Three years ago I was DJing at the pill at Great Scott, two days after Patrick Kane scored an overtime goal in Game 6 of the 2010 Stanley Cup Finals that gave his Chicago Blackhawks the series win over the Philadelphia Flyers. I knew Flyers mega-fan Paul Driscoll, then of WFNX and now of RadioBDC, was in the room hanging out and having a beer.
So I decided to rub in the Philly loss by spinning the Blackhawks’ rowdy goal and victory song, a 2006 semi-hit called “Chelsea Dagger” by Scottish indie rock band the Fratellis. It wasn’t out of the ordinary — we’d spin it occasionally when it was released a few years earlier.
Roughly 20 seconds in, however, a PBR can whizzed across the dance floor and smashed into the brick wall behind me, missing my face by about a foot. Driscoll was pissed.
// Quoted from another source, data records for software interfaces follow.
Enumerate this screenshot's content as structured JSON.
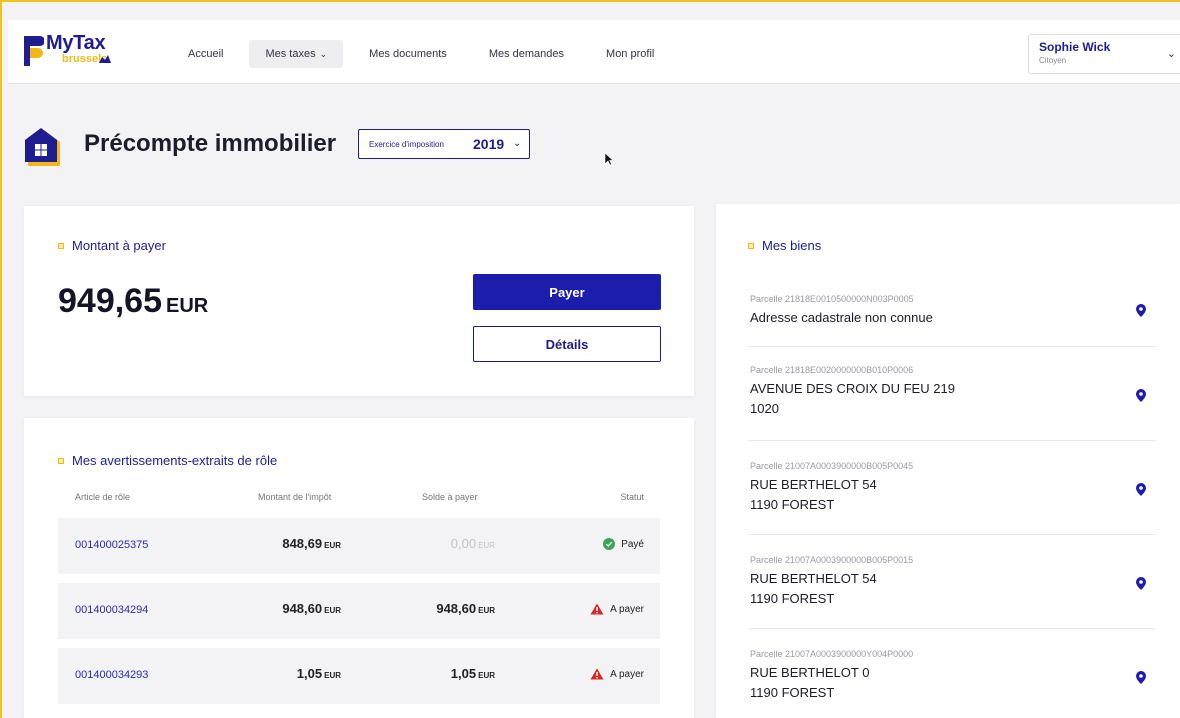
{
  "app": {
    "logo_main": "MyTax",
    "logo_sub": "brussels"
  },
  "nav": {
    "items": [
      {
        "label": "Accueil"
      },
      {
        "label": "Mes taxes"
      },
      {
        "label": "Mes documents"
      },
      {
        "label": "Mes demandes"
      },
      {
        "label": "Mon profil"
      }
    ]
  },
  "user": {
    "name": "Sophie Wick",
    "role": "Citoyen"
  },
  "page": {
    "title": "Précompte immobilier",
    "year_label": "Exercice d'imposition",
    "year_value": "2019"
  },
  "amount_card": {
    "title": "Montant à payer",
    "value": "949,65",
    "currency": "EUR",
    "pay_label": "Payer",
    "details_label": "Détails"
  },
  "role_card": {
    "title": "Mes avertissements-extraits de rôle",
    "columns": [
      "Article de rôle",
      "Montant de l'impôt",
      "Solde à payer",
      "Statut"
    ],
    "rows": [
      {
        "article": "001400025375",
        "montant": "848,69",
        "montant_unit": "EUR",
        "solde": "0,00",
        "solde_unit": "EUR",
        "statut": "Payé"
      },
      {
        "article": "001400034294",
        "montant": "948,60",
        "montant_unit": "EUR",
        "solde": "948,60",
        "solde_unit": "EUR",
        "statut": "A payer"
      },
      {
        "article": "001400034293",
        "montant": "1,05",
        "montant_unit": "EUR",
        "solde": "1,05",
        "solde_unit": "EUR",
        "statut": "A payer"
      }
    ]
  },
  "biens_card": {
    "title": "Mes biens",
    "items": [
      {
        "parcel": "Parcelle 21818E0010500000N003P0005",
        "line1": "Adresse cadastrale non connue",
        "line2": ""
      },
      {
        "parcel": "Parcelle 21818E0020000000B010P0006",
        "line1": "AVENUE DES CROIX DU FEU 219",
        "line2": "1020"
      },
      {
        "parcel": "Parcelle 21007A0003900000B005P0045",
        "line1": "RUE BERTHELOT 54",
        "line2": "1190 FOREST"
      },
      {
        "parcel": "Parcelle 21007A0003900000B005P0015",
        "line1": "RUE BERTHELOT 54",
        "line2": "1190 FOREST"
      },
      {
        "parcel": "Parcelle 21007A0003900000Y004P0000",
        "line1": "RUE BERTHELOT 0",
        "line2": "1190 FOREST"
      }
    ]
  },
  "colors": {
    "brand_blue": "#1d1dac",
    "accent_yellow": "#f0b81b",
    "paid_green": "#3aa655",
    "warning_red": "#d42a2a"
  },
  "icons": {
    "logo": "mytax-logo-icon",
    "house": "house-icon",
    "pin": "location-pin-icon",
    "paid": "check-circle-icon",
    "warning": "warning-triangle-icon",
    "chevron": "chevron-down-icon"
  }
}
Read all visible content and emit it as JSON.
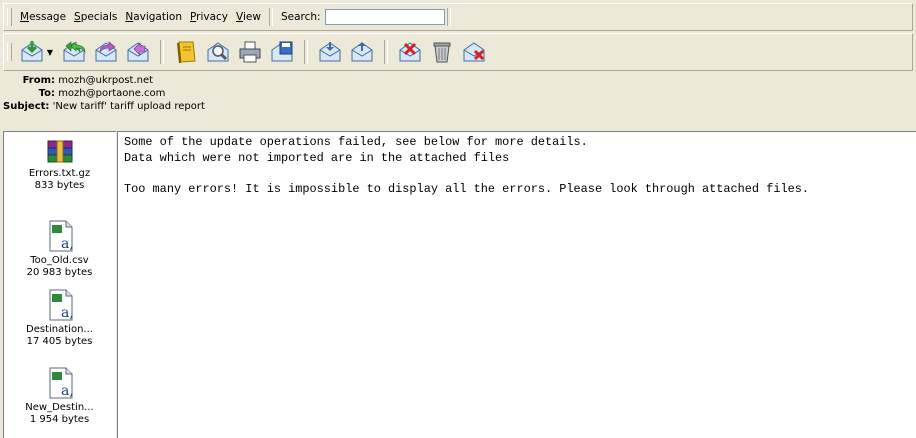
{
  "menubar": {
    "items": [
      {
        "label": "Message",
        "underline": "M",
        "rest": "essage"
      },
      {
        "label": "Specials",
        "underline": "S",
        "rest": "pecials"
      },
      {
        "label": "Navigation",
        "underline": "N",
        "rest": "avigation"
      },
      {
        "label": "Privacy",
        "underline": "P",
        "rest": "rivacy"
      },
      {
        "label": "View",
        "underline": "V",
        "rest": "iew"
      }
    ],
    "search_label": "Search:",
    "search_value": ""
  },
  "toolbar": {
    "buttons": [
      "get-mail",
      "reply-all",
      "forward",
      "redirect",
      "address-book",
      "find",
      "print",
      "save",
      "move-in",
      "move-out",
      "delete-red",
      "trash",
      "delete-x"
    ]
  },
  "header": {
    "from_label": "From:",
    "from_value": "mozh@ukrpost.net",
    "to_label": "To:",
    "to_value": "mozh@portaone.com",
    "subject_label": "Subject:",
    "subject_value": "'New tariff' tariff upload report"
  },
  "attachments": [
    {
      "name": "Errors.txt.gz",
      "size": "833 bytes",
      "icon": "archive-icon"
    },
    {
      "name": "Too_Old.csv",
      "size": "20 983 bytes",
      "icon": "excel-icon"
    },
    {
      "name": "Destination...",
      "size": "17 405 bytes",
      "icon": "excel-icon"
    },
    {
      "name": "New_Destin...",
      "size": "1 954 bytes",
      "icon": "excel-icon"
    }
  ],
  "message": {
    "line1": "Some of the update operations failed, see below for more details.",
    "line2": "Data which were not imported are in the attached files",
    "line3": "",
    "line4": "Too many errors! It is impossible to display all the errors. Please look through attached files."
  }
}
Hearing “Chelsea Dagger” over the next fortnight should elicit a similar reaction from fans of the Boston Bruins, who face off tonight against the ‘Hawks in Chicago for Game 1 of the 2013 Stanley Cup Finals. Every fucking time the Blackhawks score a goal — whether it be Kane, or Jonathan Toews, or Patrick Sharp, whoever — the Madhouse on Madison, the United Center, will blare that song until your black and gold ears bleed.
And they fire it up again after every home victory.
It’s an unlikely choice for a team song, as the Fratellis, a trio that take their name from the criminal family in The Goonies, gained some popularity around 2006 with the release of debut record Costello Music. Before the Hawks adopted “Chelsea Dagger” a few years ago, they were only really known in stateside for their other song, “Flathead,” which appeared in an iPod commercial.
The track also appeared in am Amstel Light campaign around 2008, and outside the US, “Chelsea Dagger” is an arena and stadium favorite. Says wiki: “Chelsea Dagger” has been played over stadium sound systems before and after many football matches, and has frequently been played at other sporting events as well. League One side Yeovil Town play the song after a goal is scored at their stadium Huish Park. Since moving to the Juventus Stadium in 2011, Italian Serie A side Juventus F.C. does the same, as does Scottish First Division outfit Raith Rovers. English Championship side Nottingham Forest, who have used it for quite sometime as well as Perth Glory in the Australian Hyundai A-League.
For the next few weeks, however, it’s going to be the most hated song in Boston, and bound to draw the ire of Bruins fans from Allston to Amherst. And if you’re a DJ, avoid spinning it at your party — you might get hit with a flying PBR can.